Selfish Routing in Non-Cooperative Networks: A Survey
by R. Feldmann, M. Gairing, T. Luecking, B. Monien and M. Rode


We study the problem of $n$ users selfishly routing traffics through a
shared network. Users route their
traffics by choosing a path from their source to their destination of the
traffic with the aim of minimizing their private latency. In such an
environment Nash equilibria represent stable states of the system: no
user can improve its private latency by unilaterally changing its
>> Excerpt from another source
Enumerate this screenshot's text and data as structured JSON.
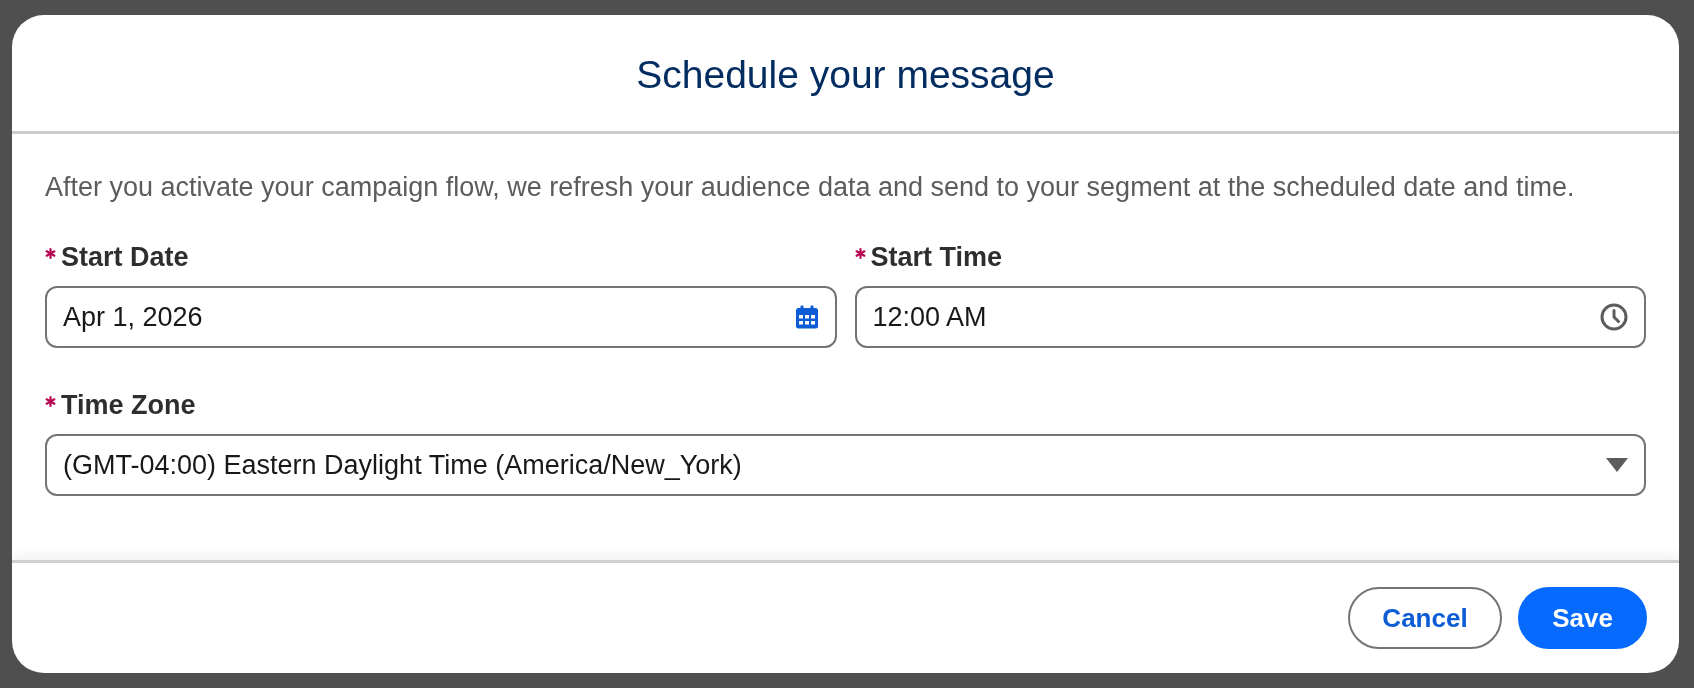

In the first model the network consists only of a single source and a
single destination which are connected by $m$ parallel links.
Traffics are unsplittable. Users may route their traffics
according to a probability distribution over the links.
The social optimum minimizes the maximum load of a link.
In the second model the network is arbitrary, but traffics are splittable
among several paths leading from their source to their destination.
The goal is to minimize the sum of the edge latencies.

Many interesting problems arise in such environments:
A first one is the problem of analyzing the
loss of efficiency due to the lack of central regulation, expressed in
terms of the coordination ratio.
A second problem is the Nashification problem, i.e.
the problem of converting any given non-equilibrium
routing into a Nash equilibrium without increasing the social cost.
The Fully Mixed Nash Equilibrium Conjecture (\FMNE Conjecture) states that
a Nash equilibrium, in which every user routes along every possible
edge with probability greater than zero, is a worst Nash equilibrium
with respect to social cost. A third problem is to exactly specify the
sub-models in which the \FMNE Conjecture is valid.
The well-known Braess's Paradox shows that there exist
networks, such that strict sub-networks perform better when users are
A natural question is the following network design
problem: Given a network, which edges should be removed to obtain the
best possible Nash equilibrium.

We present complexity results for various problems in this setting,
upper and lower bounds for the coordination ratio, and
algorithms solving the problem of Nashification.
We survey results on the validity of the
\FMNE Conjecture in the model of unsplittable
flows, and for the model of splittable flows we survey results for the
network design problem.